- Speak with your network
- Your network is one of your greatest assets. Learn from them, ask questions, find out who they like and dislike in the market. HINT – this goes for contractors, mortgage brokers, lawyers, etc.
- Ask your networks network for referrals
- Ask the broker or person/group you bought the property from
- Look online
- Basic searches
- Read and ask in forums such as BiggerPockets
How to Vet Out Potential Property Managers
- Set up a phone / video call with them and ask questions (see next slides)
- Check out any reviews that might be online but take them with a grain of salt
- Ask for references
- Call the references
- Ask good questions
- Understand that the reference given to you might be golf (maybe ski) friends with the PM
- Review your findings with your entire team, everyone has a different perspective
Questions to Ask PMs
Experience is key to being good at anything. There are a lot of moving parts that need to be accounted for, asking basic questions can weed out some of the competition
- Do you have experience managing similar size and quality assets?
- How many units in the area do you manage?
- If they don’t manage in the area be very sure they have a solid plan to break into the area and are uber competent in their home markets
- How many units do you own?
- Will these be direct competition to your units?
- Do you have any certifications or are you a member of any trade associations?
- What software do you use?
- Is there one or multiple points of contact?
- How often can you have scheduled meetings?
- How close is the main contact to the property?
Fees and Costs
The PM is the most important team member and can literally be the difference between a successful or unsuccessful property and they deserve to be compensated properly
- What's your fee structure?
- % of GSR or GCR
- 4-10% is typical and based on property size and class
- Additional fees

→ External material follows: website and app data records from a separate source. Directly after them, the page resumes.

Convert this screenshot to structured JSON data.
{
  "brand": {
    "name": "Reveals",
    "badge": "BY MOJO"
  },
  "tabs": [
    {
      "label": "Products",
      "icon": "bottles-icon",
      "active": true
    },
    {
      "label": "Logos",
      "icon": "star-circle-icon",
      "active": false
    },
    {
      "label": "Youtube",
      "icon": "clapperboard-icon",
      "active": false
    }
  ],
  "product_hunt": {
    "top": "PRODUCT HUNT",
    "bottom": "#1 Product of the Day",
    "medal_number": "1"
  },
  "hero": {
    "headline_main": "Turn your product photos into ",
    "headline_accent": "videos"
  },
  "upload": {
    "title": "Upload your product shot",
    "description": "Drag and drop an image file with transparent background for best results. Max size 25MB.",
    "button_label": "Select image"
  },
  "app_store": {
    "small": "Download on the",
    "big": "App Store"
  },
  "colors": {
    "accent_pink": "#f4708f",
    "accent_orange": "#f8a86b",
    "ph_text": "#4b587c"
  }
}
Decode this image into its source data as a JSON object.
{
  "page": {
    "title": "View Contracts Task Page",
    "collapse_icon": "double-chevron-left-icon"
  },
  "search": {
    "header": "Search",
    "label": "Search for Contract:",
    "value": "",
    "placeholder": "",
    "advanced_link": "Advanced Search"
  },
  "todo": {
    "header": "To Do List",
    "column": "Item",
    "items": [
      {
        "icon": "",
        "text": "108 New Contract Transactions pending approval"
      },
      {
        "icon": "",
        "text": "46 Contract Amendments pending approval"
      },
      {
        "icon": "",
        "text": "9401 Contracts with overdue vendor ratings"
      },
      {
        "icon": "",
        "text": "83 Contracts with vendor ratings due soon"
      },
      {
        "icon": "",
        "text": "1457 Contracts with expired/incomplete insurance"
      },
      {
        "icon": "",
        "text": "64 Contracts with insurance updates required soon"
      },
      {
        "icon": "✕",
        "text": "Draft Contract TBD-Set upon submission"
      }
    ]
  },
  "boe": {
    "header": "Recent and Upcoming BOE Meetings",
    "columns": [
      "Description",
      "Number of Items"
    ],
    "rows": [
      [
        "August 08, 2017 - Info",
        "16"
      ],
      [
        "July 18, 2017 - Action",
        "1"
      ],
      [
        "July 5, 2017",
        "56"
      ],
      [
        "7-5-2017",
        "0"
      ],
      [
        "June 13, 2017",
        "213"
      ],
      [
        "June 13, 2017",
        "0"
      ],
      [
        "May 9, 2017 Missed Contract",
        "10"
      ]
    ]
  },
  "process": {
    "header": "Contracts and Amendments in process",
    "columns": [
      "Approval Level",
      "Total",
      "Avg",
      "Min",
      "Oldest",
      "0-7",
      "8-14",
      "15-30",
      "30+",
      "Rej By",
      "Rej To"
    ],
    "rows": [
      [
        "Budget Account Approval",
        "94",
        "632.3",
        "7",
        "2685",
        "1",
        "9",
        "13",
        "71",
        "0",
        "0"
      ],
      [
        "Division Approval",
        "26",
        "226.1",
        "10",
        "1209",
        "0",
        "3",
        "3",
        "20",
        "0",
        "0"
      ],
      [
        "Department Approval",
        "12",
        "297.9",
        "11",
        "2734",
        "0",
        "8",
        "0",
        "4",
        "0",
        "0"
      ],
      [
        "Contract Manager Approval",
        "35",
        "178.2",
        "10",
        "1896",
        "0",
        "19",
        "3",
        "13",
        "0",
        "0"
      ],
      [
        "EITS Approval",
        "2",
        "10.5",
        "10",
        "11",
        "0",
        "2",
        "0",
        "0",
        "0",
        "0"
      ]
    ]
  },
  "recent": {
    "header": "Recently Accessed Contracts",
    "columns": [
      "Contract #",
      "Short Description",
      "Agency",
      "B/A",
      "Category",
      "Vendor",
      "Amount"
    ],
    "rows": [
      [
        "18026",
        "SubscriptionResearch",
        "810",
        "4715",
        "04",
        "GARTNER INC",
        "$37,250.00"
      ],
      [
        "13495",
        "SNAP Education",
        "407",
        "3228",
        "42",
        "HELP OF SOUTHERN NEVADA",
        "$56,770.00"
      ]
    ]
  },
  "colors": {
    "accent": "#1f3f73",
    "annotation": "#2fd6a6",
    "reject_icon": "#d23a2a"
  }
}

- New leases
- Varies from $0 – 1st months rent, on average
- Varies from $0 – half months rent, on average
- This is common on maintenance and contractor work
- Typically is based on cost of the job and is a sliding scale
Procedures and Playbook
- When a company can show you a well documented playbook you can have more confidence in their ability to do what they say
- Request information on their procedures and policies
- These items should be documented clearly and concisely for repeatability
- Should go into all details of the business
- Communication with ownership
- How maintenance is handled
- All aspects of renting units
Turns / Vacancies
Vacant units are your biggest expense, what does the PM do to minimize this?
- On average how quickly does it take to make a unit rent ready?
- How long from rent ready to rented?
- Who takes care of the turn?
- How are emergency repairs handled?
- Where do you advertise vacant units?
- How do you screen tenants?
- Background check
- Credit check
- Call employer and previous landlords/PM company
- Do you share this info with the owner if requested?
- Do you keep a list of qualified tenants for future vacancies?
Software and Reporting
For asset managers data can drive decisions and allow us to make future calls to save money or drive revenue. Certain software and reports that the PM can provide makes a big difference when making decisions
- What software is used?
- PM software
- Ex. AppFolio, Yardi, Buildium, RealPage
- Rental software
- Ex. Rently
- How often will owners/asset managers be sent reports?
- Do you have web access?
- What reports can be shared?
- Rent Roll
- Owner Statement / P&L
- Work Orders
- Can tenants pay online?
- Are work orders taken online?
- Do you offer direct deposit of owner distributions?
Make the Final Decision
- At this point you have do your research and feel confident that you have found out everything you need to know about multiple property managers
- Compare all of the data you were able to collect
- Speak with your team and come up with a decision
If you've never had to hire a third party property manager before, hopefully this gives you a better idea of what they are, what they do and what kind of questions you need to ask. If we missed anything or if you have any questions, leave them in the comments section and let us know what else we can do to help.